Figure 1–1 Directory Server Enterprise Edition Components

Figure shows a typical Directory Server Enterprise Edition
deployment scenario, using all the components.

About Deployment Planning

Deployment planning is a critical step in the successful implementation of a Directory Server Enterprise Edition solution. Each enterprise has its own set of goals, requirements, and priorities to consider. Successful planning starts with analyzing the goals of an enterprise and determining the business requirements to meet those goals. The business requirements must then be converted into technical requirements. The technical requirements can be used as a basis for designing and implementing a system that meets the goals of the enterprise.

Successful deployment planning is the result of careful preparation, analysis, and design.
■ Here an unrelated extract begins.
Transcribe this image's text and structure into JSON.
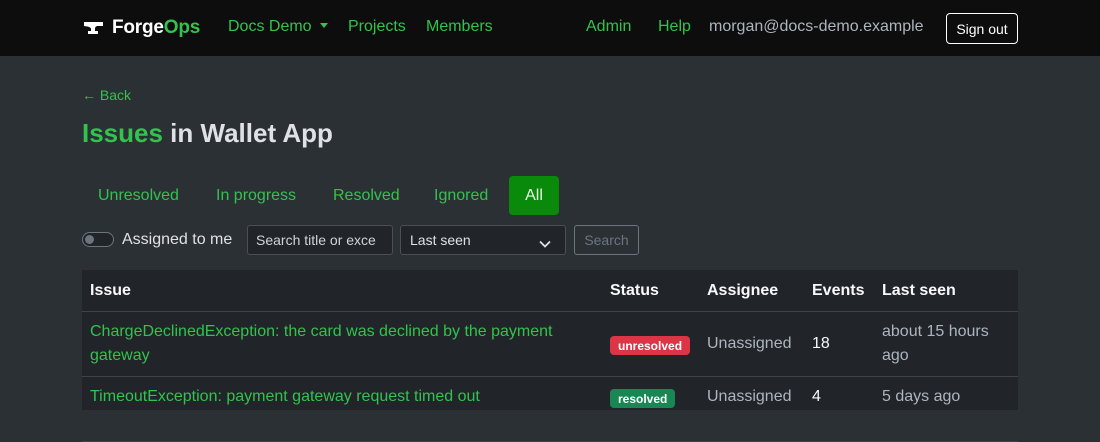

Errors and missteps that occur anywhere during the planning process can result in a system that can be problematic in many ways. Significant problems can arise from a poorly planned system. For example, the system could under perform or be difficult to maintain, expensive to operate, or unable to scale.

The principles of deployment planning are discussed in depth in the Sun Java Enterprise System Deployment Planning Guide. This guide refers to the solution life cycle, which addresses deployment planning in clearly defined steps.

Solution Life Cycle

The solution life cycle shown in the following figure depicts the steps in the planning, design, and implementation of an enterprise software solution based on Java Enterprise System. The life cycle is a useful tool for keeping a deployment project on track. The solution life cycle is described in detail in the Sun Java Enterprise System Deployment Planning Guide.

Figure 1–2 Solution Life Cycle

Figure shows the solution life cycle with the six steps
involved in an enterprise software deployment.

Chapter 2 Business Analysis for Directory Server Enterprise Edition

During the business analysis phase of the solution life cycle, you define business goals by analyzing a business problem. You then identify the business requirements and business constraints to meet those goals.

This chapter contains the following sections:

About Business Analysis

Business analysis starts with stating business goals. You then analyze the business problems that you must solve and identify the business requirements that must be met to achieve the business goals. Consider any business constraints that limit your ability to achieve the goals. The analysis of business requirements and constraints results in a set of business requirements documents.

You use the resulting set of business requirements documents as a basis for deriving technical requirements in the technical requirements phase. Throughout the solution life cycle, you measure the success of your planning and of your solution according to the analysis performed in the business analysis phase.

Defining Directory Server Enterprise Edition Business Requirements

No simple formula exists to identify business requirements. Business requirements are determined based on collaboration with the stakeholders requiring an identity management solution, your own knowledge about the business domain, and applied creative thinking. The Sun Java Enterprise System Deployment Planning Guide describes the business analysis process in detail. It includes factors to consider when defining business requirements and constraints. This section outlines the business requirements that drive the need for a robust directory service.

Your enterprise requires a robust directory service in the following situations:

A directory service addresses these needs by providing a highly available, scalable, manageable, integratable, and secure foundation for an effective identity management infrastructure. The service delivers a set of capabilities to provide a centralized data store for users' identity data and for supporting data for web services architectures.

By delivering an effective identity management infrastructure, the directory service addresses the key enterprise requirements associated with serving users and the applications that help users perform their jobs.

These requirements include the following:

A high-performing directory service that is highly available, reliable, and secure addresses the primary business drivers : security, quality of service, and cost-efficiency.